An appeals court in Paris has ruled that companies can be prosecuted for contributing to crimes against humanity if their actions support terrorism, even indirectly—a decision that, if confirmed, sets a new precedent for liability of international businesses.
The ruling, handed down Wednesday by the Paris Court of Appeal, relates to charges filed in 2018 against Lafarge, a French cement company, over its operations in Syria between 2012 and 2014.
Lafarge, one of the largest companies in France, had been found by judicial investigators to have paid more than €13 million to various armed groups, including the Islamic State, to be able to continue its activities in Syria during the country’s civil war.
The company said the payments were to ensure security at a Lafarge cement plant and safe passage for employees commuting to work there, according to a New York Times investigation. Employees at the plant claimed that Lafarge disregarded their safety by pressuring them to continue working despite the dangers in the country at the time, according to a complaint filed by two human rights NGOs.
In 2018, Lafarge and eight former executives were indicted for complicity in crimes against humanity. The appeals court dismissed the indictment in 2019, saying that the company could not be held liable for the groups’ terrorist activities.
The employees then appealed to the Court of Cassation, France’s highest court, for review of the application of law.
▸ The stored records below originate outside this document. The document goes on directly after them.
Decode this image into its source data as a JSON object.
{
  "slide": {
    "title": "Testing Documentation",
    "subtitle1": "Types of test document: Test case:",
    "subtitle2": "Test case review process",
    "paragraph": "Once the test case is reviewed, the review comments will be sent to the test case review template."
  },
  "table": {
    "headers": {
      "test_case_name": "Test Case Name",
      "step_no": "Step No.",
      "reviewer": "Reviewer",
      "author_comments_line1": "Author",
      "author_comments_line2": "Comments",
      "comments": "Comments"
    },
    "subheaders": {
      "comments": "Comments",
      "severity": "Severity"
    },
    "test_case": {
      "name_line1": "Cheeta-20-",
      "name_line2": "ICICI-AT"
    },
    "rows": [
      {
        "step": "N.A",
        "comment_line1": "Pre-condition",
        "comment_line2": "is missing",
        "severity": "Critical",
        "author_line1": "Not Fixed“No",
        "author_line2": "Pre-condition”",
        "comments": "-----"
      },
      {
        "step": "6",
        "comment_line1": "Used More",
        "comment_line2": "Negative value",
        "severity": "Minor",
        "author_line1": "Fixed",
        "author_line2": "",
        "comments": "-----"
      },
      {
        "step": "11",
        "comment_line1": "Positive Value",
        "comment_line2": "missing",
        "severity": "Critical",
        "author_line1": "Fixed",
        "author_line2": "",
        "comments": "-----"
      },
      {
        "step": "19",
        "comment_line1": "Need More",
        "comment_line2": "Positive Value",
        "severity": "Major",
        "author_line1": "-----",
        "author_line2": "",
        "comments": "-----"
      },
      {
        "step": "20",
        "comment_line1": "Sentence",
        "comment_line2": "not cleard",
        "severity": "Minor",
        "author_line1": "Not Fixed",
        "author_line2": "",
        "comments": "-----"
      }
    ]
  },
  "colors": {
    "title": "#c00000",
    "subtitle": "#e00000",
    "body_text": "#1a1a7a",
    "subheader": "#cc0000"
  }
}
The high court sent the case back to the appeals court in September 2021 for rehearing.
The decision Wednesday “confirms the landmark decision” by the high court that “any natural or legal person may be complicit in crimes against humanity even if there is no intention to associate itself with the commission of these crimes, and that it is not necessary to belong to the criminal organization or to adhere to the conception or execution of the criminal plan,” Elise Le Gall and Matthieu Bagard, Paris-based lawyers who represented former employees of Lafarge in Syria, said in a statement.
Lafarge’s owner, the Swiss construction materials company Holcim, said it would appeal the decision to the Court of Cassation.
“We absolutely do not agree” with this decision, which is not “a judgment on the merits of the case but aims to determine the extent of the charges under investigation,” the company said in a statement.
While the ruling is narrowly drawn to apply only to cases involving terrorist groups, it is significant because it could establish a precedent of extended liability in such cases, Kiril Bougartchev, a founding partner of Bougartchev Moyne, a white-collar criminal defense firm in Paris, told Law.com International.
“We have no case law to explain that it is normal to consider that being an accomplice to a crime does not imply the will to participate in the crimes of terrorists,” Bougartchev, a former partner at Linklaters and Gide Loyrette Nouel, said in an interview.
He added that even though cases involving terrorism were relatively rare, the question of intent was critical in any criminal case—and that in the Lafarge case, that question loomed large.
“Did the company intend to pay people to commit crimes?” he said. “Or were they intending to pay to let their people earn salaries?”
The European Center for Constitutional and Human Rights, which filed the latest appeal on behalf of the employees, was represented by a Paris-based team led by Grégoire Rialan, a partner at Corto Partners, a human rights and environmental litigation boutique.
Darrois Villey Maillot Brochier, which represented Lafarge, according to published reports, did not immediately respond to a request for comment.